THE PROBLEM >>
Identify each line below containing the string "jewelry" and copy it.

[Start of section]

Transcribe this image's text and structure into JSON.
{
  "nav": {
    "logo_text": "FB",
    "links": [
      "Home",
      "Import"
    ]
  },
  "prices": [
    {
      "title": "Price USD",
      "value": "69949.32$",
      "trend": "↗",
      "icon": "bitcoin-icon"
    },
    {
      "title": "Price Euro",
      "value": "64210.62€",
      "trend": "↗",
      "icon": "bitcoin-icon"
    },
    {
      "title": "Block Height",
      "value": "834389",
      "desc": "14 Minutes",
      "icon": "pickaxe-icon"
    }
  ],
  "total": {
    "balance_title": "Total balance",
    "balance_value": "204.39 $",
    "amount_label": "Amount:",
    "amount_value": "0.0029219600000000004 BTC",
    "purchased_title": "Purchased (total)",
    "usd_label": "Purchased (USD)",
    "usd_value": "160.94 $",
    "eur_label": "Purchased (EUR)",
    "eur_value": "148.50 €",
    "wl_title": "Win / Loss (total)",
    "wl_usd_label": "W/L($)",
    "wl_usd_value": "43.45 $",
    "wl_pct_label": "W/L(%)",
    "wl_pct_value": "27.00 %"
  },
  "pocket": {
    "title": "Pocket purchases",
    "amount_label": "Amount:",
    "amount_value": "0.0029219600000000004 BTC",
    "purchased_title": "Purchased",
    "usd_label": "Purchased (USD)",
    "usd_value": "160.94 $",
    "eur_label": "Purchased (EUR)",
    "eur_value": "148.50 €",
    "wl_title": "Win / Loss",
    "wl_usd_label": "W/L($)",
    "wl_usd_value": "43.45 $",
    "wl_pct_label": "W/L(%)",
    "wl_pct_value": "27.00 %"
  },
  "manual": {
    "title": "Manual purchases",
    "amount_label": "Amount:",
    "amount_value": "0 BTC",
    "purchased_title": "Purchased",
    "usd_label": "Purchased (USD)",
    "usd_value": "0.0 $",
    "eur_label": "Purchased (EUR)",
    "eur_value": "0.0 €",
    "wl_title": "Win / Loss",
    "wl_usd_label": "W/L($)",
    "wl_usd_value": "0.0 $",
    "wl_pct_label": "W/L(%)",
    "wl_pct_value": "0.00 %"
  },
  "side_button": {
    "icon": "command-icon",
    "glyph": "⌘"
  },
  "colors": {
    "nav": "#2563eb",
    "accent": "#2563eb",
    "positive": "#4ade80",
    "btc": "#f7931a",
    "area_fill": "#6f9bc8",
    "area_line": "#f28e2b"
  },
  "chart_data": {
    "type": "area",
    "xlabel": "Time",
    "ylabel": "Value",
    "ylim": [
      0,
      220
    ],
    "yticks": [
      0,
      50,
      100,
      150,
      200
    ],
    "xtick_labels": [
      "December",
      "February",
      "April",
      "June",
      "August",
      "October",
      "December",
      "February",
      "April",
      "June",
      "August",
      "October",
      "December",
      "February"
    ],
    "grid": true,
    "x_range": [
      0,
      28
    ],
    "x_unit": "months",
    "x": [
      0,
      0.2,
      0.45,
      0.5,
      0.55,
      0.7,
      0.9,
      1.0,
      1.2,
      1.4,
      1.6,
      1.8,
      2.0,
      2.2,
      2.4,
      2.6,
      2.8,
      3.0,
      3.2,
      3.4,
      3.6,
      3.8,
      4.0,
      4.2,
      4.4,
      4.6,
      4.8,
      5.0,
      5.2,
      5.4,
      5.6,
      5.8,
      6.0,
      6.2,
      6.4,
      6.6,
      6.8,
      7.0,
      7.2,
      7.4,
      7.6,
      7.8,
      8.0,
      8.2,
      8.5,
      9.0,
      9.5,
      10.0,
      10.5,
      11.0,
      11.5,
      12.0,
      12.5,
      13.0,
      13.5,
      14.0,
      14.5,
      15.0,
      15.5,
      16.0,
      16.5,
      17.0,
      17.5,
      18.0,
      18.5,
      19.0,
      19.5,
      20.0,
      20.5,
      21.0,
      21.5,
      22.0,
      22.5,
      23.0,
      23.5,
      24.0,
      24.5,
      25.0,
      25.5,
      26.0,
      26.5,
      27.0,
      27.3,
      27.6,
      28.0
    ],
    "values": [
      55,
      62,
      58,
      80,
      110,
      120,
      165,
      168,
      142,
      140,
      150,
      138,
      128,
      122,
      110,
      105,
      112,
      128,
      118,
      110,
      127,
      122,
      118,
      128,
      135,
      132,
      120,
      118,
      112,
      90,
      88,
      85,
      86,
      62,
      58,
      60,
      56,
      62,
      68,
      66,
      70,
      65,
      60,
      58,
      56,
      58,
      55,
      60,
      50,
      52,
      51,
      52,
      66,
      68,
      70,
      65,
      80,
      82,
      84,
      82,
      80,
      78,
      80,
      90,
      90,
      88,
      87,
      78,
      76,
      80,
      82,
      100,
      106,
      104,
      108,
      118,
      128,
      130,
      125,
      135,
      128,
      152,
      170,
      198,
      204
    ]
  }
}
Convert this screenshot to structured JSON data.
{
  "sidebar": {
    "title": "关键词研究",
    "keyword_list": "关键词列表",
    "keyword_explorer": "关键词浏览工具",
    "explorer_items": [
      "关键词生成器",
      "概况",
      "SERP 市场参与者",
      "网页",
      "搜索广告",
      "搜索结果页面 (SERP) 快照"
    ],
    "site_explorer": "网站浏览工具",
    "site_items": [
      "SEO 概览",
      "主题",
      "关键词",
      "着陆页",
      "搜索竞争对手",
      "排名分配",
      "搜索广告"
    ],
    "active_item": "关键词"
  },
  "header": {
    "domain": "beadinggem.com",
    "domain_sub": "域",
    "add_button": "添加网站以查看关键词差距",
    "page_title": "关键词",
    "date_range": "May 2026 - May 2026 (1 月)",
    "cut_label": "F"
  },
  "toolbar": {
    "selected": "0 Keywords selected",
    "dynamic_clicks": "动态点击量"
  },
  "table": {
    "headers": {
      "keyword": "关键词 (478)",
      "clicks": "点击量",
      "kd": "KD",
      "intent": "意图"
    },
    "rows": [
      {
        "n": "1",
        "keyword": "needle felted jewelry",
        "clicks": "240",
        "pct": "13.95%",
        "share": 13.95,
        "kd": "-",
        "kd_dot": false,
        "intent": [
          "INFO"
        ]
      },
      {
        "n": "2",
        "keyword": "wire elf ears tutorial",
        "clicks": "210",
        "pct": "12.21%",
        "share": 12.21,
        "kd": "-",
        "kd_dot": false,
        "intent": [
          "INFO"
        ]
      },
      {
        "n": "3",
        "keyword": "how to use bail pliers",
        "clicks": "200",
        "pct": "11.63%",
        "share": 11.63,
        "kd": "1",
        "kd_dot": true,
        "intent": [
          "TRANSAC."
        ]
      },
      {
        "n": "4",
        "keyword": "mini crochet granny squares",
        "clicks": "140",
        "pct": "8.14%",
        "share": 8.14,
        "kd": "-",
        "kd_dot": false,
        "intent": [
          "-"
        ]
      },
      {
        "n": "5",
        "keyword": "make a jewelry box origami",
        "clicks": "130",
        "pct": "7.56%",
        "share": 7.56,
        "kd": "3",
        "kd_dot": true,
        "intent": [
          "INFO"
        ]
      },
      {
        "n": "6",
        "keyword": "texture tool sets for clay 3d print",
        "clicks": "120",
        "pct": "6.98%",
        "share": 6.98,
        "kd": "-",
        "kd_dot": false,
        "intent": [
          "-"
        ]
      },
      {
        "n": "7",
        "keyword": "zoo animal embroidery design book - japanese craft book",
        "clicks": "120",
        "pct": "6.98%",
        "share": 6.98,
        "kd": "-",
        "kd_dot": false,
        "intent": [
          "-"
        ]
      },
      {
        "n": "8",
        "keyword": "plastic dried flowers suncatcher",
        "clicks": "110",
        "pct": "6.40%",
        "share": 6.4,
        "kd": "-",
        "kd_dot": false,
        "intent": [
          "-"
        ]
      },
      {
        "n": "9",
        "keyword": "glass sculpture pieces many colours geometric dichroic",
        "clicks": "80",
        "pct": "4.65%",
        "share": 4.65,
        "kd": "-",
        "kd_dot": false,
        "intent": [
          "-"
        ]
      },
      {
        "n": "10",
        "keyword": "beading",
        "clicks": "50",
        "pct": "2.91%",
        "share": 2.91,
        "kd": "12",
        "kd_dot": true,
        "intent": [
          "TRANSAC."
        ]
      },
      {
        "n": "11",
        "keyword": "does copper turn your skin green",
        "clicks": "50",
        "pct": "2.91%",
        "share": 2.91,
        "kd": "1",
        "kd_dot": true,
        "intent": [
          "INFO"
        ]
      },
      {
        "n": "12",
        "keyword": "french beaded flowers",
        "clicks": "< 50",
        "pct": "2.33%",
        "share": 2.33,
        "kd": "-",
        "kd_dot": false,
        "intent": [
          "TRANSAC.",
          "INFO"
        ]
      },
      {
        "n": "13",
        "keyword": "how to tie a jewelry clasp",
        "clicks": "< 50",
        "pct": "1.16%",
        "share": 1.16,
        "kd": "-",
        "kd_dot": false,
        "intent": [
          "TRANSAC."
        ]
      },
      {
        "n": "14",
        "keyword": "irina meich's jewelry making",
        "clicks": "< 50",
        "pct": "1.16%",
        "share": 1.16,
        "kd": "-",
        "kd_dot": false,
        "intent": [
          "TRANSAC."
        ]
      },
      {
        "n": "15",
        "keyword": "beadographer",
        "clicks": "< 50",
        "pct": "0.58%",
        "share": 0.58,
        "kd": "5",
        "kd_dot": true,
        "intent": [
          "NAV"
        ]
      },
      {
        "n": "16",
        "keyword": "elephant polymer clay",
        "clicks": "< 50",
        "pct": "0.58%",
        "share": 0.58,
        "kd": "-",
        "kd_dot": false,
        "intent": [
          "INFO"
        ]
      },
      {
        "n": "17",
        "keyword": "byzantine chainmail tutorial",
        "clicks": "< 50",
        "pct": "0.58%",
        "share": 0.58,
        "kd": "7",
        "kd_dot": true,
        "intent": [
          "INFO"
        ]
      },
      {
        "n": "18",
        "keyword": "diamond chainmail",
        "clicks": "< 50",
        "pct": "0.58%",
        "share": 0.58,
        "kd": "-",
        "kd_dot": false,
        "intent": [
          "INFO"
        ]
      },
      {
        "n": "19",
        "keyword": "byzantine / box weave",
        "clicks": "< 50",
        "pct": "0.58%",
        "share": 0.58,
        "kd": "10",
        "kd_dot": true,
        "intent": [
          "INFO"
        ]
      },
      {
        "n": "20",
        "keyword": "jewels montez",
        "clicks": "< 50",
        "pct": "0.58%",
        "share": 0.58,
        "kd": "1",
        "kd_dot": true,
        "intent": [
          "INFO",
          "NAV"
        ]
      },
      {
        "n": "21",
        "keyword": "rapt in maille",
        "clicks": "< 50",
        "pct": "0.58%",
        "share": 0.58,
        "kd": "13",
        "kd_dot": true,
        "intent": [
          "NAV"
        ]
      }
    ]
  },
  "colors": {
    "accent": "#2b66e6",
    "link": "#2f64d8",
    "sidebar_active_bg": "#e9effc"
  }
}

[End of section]

SOLUTION BELOW >>
        "keyword": "needle felted jewelry",
        "keyword": "make a jewelry box origami",
        "keyword": "how to tie a jewelry clasp",
        "keyword": "irina meich's jewelry making",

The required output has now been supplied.